YOUR INSTRUCTIONS
Using the data below, copy every line that contains the word "JSON".

INFORMATION

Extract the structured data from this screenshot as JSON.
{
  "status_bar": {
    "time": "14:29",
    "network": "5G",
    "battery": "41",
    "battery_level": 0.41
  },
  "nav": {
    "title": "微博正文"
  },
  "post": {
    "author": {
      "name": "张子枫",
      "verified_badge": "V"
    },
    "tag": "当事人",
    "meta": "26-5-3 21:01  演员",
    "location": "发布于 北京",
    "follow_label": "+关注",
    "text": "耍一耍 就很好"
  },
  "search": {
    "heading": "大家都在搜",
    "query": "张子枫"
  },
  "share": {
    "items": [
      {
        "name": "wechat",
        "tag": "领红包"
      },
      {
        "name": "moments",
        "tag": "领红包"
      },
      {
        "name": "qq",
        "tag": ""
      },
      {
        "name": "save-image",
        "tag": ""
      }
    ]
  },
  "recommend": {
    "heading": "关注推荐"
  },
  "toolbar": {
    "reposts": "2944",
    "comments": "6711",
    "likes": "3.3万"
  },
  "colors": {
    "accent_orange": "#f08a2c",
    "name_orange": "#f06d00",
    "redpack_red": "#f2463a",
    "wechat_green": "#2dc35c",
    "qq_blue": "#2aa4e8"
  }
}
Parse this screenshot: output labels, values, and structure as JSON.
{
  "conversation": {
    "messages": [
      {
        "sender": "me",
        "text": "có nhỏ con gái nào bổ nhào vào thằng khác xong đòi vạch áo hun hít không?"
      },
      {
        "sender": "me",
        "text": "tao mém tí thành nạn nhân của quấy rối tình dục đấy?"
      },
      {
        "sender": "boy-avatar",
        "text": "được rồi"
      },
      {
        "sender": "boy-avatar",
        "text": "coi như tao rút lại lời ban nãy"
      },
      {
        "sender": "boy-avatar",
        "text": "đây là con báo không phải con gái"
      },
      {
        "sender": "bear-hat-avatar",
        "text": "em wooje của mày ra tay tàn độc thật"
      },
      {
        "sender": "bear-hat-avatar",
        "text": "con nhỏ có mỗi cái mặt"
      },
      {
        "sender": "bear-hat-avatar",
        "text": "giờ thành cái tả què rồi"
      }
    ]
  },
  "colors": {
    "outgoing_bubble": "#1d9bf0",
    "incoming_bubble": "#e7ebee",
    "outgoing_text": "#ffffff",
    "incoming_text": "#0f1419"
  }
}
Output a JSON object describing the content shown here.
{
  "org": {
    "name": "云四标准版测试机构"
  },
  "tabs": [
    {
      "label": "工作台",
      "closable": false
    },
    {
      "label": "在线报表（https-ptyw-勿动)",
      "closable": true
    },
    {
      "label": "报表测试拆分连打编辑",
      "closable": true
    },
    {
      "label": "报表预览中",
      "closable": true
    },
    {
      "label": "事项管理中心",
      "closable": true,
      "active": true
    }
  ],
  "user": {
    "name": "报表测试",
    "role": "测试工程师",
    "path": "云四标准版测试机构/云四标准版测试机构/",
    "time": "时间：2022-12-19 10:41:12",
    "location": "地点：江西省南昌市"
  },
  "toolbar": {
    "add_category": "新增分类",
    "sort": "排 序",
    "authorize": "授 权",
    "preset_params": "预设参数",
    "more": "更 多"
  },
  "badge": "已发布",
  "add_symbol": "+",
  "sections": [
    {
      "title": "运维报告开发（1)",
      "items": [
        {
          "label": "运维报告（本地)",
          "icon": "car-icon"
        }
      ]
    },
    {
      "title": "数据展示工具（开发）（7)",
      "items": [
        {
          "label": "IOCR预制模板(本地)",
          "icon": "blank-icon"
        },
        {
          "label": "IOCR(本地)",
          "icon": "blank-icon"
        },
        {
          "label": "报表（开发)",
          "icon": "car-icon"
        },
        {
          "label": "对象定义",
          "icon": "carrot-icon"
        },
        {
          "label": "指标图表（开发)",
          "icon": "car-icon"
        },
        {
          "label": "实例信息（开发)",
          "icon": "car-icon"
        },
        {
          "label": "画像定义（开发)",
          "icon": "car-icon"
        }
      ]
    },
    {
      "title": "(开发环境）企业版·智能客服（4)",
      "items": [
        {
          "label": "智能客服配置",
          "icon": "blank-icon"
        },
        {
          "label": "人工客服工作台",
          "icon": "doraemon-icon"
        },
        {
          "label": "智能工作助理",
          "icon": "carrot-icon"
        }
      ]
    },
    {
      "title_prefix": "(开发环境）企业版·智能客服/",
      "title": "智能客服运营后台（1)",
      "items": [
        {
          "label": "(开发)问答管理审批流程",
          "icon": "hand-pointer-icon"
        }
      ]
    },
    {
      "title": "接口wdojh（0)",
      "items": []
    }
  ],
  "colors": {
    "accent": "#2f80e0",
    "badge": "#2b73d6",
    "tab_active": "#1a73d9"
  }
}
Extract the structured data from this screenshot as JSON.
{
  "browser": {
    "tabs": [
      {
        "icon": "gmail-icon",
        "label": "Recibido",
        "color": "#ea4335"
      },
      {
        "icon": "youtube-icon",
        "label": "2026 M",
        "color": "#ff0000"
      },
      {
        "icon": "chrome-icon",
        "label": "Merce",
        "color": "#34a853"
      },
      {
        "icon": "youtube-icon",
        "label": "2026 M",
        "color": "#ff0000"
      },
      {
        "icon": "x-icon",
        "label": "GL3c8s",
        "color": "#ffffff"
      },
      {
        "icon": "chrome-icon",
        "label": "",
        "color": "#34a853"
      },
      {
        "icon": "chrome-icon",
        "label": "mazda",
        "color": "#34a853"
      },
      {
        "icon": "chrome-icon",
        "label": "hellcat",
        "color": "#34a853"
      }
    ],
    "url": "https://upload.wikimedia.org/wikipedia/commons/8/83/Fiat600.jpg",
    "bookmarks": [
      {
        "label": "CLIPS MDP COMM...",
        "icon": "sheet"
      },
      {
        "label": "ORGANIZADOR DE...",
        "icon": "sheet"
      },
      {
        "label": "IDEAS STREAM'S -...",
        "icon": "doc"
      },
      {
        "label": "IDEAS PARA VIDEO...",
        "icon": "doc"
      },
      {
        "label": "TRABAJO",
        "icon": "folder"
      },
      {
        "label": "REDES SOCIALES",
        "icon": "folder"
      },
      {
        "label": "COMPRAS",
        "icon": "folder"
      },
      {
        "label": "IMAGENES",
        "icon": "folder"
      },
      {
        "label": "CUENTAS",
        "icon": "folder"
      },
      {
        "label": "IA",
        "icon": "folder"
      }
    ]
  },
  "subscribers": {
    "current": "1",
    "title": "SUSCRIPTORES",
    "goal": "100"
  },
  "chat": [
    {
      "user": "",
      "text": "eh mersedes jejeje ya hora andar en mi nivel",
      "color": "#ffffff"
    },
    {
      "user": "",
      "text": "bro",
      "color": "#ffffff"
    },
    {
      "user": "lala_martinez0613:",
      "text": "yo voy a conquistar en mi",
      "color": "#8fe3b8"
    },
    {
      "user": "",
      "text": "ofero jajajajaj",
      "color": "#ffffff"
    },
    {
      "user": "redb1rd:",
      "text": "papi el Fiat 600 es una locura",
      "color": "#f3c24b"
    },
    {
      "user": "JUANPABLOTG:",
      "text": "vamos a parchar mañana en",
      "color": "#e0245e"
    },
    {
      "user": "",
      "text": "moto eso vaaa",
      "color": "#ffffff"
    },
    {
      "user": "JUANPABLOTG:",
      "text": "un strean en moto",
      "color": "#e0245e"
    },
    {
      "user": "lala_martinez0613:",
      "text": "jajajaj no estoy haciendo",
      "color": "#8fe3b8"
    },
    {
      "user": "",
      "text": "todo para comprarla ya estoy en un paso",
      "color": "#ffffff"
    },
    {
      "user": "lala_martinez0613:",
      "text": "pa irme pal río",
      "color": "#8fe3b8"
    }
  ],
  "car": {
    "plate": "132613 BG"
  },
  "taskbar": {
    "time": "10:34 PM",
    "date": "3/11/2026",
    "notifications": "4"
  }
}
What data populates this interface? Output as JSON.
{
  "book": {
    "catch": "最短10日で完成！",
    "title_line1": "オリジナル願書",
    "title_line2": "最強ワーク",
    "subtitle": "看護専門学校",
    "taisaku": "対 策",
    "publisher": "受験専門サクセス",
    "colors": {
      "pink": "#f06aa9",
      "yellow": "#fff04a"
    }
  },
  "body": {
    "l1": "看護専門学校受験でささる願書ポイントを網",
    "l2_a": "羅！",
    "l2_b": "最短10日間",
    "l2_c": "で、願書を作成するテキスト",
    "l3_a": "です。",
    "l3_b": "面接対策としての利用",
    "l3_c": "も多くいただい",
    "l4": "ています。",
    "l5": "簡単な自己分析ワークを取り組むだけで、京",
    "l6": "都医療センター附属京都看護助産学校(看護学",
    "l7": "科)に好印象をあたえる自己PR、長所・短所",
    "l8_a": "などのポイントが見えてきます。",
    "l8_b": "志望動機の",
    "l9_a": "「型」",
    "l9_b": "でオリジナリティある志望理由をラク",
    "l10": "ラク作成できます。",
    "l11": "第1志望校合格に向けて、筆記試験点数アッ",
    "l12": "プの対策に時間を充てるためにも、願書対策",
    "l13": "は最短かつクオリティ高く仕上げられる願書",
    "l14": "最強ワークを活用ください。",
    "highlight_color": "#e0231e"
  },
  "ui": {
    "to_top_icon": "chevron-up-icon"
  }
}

PROBLEM SOLUTION
Extract the structured data from this screenshot as JSON.
Parse this screenshot: output labels, values, and structure as JSON.
Output a JSON object describing the content shown here.
Extract the structured data from this screenshot as JSON.
What data populates this interface? Output as JSON.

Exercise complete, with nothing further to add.